Would you return all of this data exactly, leaving nothing out?

┌────────

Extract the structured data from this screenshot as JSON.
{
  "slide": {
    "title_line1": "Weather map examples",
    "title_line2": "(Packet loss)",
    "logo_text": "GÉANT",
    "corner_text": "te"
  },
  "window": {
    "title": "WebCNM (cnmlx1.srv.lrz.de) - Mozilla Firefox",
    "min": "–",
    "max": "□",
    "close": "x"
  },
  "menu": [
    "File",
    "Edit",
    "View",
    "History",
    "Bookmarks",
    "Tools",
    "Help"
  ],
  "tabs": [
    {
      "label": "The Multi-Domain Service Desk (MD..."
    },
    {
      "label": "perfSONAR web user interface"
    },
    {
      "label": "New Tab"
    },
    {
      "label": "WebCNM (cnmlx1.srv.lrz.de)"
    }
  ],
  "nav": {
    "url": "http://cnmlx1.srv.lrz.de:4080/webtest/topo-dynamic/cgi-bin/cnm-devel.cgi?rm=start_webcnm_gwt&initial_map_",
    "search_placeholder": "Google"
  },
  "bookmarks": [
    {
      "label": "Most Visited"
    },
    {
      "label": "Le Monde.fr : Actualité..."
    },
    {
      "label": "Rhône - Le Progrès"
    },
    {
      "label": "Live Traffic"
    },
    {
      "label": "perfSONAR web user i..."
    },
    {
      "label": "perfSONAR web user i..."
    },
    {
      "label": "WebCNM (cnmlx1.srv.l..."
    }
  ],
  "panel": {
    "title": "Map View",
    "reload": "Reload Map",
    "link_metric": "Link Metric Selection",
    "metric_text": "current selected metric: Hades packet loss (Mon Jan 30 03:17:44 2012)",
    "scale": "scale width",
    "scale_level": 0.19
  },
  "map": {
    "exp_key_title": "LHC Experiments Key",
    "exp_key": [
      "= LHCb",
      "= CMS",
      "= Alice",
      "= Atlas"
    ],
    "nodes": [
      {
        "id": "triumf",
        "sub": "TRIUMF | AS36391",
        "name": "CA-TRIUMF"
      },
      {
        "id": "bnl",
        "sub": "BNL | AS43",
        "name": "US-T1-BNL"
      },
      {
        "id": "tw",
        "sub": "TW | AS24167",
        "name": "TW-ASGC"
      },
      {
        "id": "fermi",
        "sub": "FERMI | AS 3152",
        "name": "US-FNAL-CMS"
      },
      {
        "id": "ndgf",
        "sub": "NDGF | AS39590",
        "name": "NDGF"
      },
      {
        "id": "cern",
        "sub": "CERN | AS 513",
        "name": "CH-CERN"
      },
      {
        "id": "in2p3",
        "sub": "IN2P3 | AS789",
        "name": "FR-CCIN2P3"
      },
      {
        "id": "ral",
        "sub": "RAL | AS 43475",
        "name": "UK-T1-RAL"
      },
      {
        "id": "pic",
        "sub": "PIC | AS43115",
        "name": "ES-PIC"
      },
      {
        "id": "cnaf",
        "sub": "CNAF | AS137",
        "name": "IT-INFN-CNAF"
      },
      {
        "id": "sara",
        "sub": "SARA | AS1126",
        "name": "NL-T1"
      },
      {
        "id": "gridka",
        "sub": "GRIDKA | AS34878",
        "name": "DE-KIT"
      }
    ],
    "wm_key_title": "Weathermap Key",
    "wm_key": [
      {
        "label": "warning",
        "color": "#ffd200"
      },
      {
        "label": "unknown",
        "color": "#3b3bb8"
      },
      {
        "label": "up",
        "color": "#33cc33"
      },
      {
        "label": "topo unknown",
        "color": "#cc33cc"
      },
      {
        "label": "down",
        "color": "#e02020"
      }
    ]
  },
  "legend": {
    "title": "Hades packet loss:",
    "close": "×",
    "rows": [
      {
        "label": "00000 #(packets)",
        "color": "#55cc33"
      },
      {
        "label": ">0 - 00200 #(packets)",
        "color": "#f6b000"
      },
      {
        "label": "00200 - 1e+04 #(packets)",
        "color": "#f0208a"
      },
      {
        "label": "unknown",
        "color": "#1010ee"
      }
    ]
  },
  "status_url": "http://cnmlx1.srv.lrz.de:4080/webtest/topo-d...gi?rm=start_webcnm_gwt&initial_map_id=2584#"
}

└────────

[OUTPUT OF THE TASK]:
Extract the structured data from this screenshot as JSON.
{
  "slide": {
    "title_line1": "Weather map examples",
    "title_line2": "(Packet loss)",
    "logo_text": "GÉANT",
    "corner_text": "te"
  },
  "window": {
    "title": "WebCNM (cnmlx1.srv.lrz.de) - Mozilla Firefox",
    "min": "–",
    "max": "□",
    "close": "x"
  },
  "menu": [
    "File",
    "Edit",
    "View",
    "History",
    "Bookmarks",
    "Tools",
    "Help"
  ],
  "tabs": [
    {
      "label": "The Multi-Domain Service Desk (MD..."
    },
    {
      "label": "perfSONAR web user interface"
    },
    {
      "label": "New Tab"
    },
    {
      "label": "WebCNM (cnmlx1.srv.lrz.de)"
    }
  ],
  "nav": {
    "url": "http://cnmlx1.srv.lrz.de:4080/webtest/topo-dynamic/cgi-bin/cnm-devel.cgi?rm=start_webcnm_gwt&initial_map_",
    "search_placeholder": "Google"
  },
  "bookmarks": [
    {
      "label": "Most Visited"
    },
    {
      "label": "Le Monde.fr : Actualité..."
    },
    {
      "label": "Rhône - Le Progrès"
    },
    {
      "label": "Live Traffic"
    },
    {
      "label": "perfSONAR web user i..."
    },
    {
      "label": "perfSONAR web user i..."
    },
    {
      "label": "WebCNM (cnmlx1.srv.l..."
    }
  ],
  "panel": {
    "title": "Map View",
    "reload": "Reload Map",
    "link_metric": "Link Metric Selection",
    "metric_text": "current selected metric: Hades packet loss (Mon Jan 30 03:17:44 2012)",
    "scale": "scale width",
    "scale_level": 0.19
  },
  "map": {
    "exp_key_title": "LHC Experiments Key",
    "exp_key": [
      "= LHCb",
      "= CMS",
      "= Alice",
      "= Atlas"
    ],
    "nodes": [
      {
        "id": "triumf",
        "sub": "TRIUMF | AS36391",
        "name": "CA-TRIUMF"
      },
      {
        "id": "bnl",
        "sub": "BNL | AS43",
        "name": "US-T1-BNL"
      },
      {
        "id": "tw",
        "sub": "TW | AS24167",
        "name": "TW-ASGC"
      },
      {
        "id": "fermi",
        "sub": "FERMI | AS 3152",
        "name": "US-FNAL-CMS"
      },
      {
        "id": "ndgf",
        "sub": "NDGF | AS39590",
        "name": "NDGF"
      },
      {
        "id": "cern",
        "sub": "CERN | AS 513",
        "name": "CH-CERN"
      },
      {
        "id": "in2p3",
        "sub": "IN2P3 | AS789",
        "name": "FR-CCIN2P3"
      },
      {
        "id": "ral",
        "sub": "RAL | AS 43475",
        "name": "UK-T1-RAL"
      },
      {
        "id": "pic",
        "sub": "PIC | AS43115",
        "name": "ES-PIC"
      },
      {
        "id": "cnaf",
        "sub": "CNAF | AS137",
        "name": "IT-INFN-CNAF"
      },
      {
        "id": "sara",
        "sub": "SARA | AS1126",
        "name": "NL-T1"
      },
      {
        "id": "gridka",
        "sub": "GRIDKA | AS34878",
        "name": "DE-KIT"
      }
    ],
    "wm_key_title": "Weathermap Key",
    "wm_key": [
      {
        "label": "warning",
        "color": "#ffd200"
      },
      {
        "label": "unknown",
        "color": "#3b3bb8"
      },
      {
        "label": "up",
        "color": "#33cc33"
      },
      {
        "label": "topo unknown",
        "color": "#cc33cc"
      },
      {
        "label": "down",
        "color": "#e02020"
      }
    ]
  },
  "legend": {
    "title": "Hades packet loss:",
    "close": "×",
    "rows": [
      {
        "label": "00000 #(packets)",
        "color": "#55cc33"
      },
      {
        "label": ">0 - 00200 #(packets)",
        "color": "#f6b000"
      },
      {
        "label": "00200 - 1e+04 #(packets)",
        "color": "#f0208a"
      },
      {
        "label": "unknown",
        "color": "#1010ee"
      }
    ]
  },
  "status_url": "http://cnmlx1.srv.lrz.de:4080/webtest/topo-d...gi?rm=start_webcnm_gwt&initial_map_id=2584#"
}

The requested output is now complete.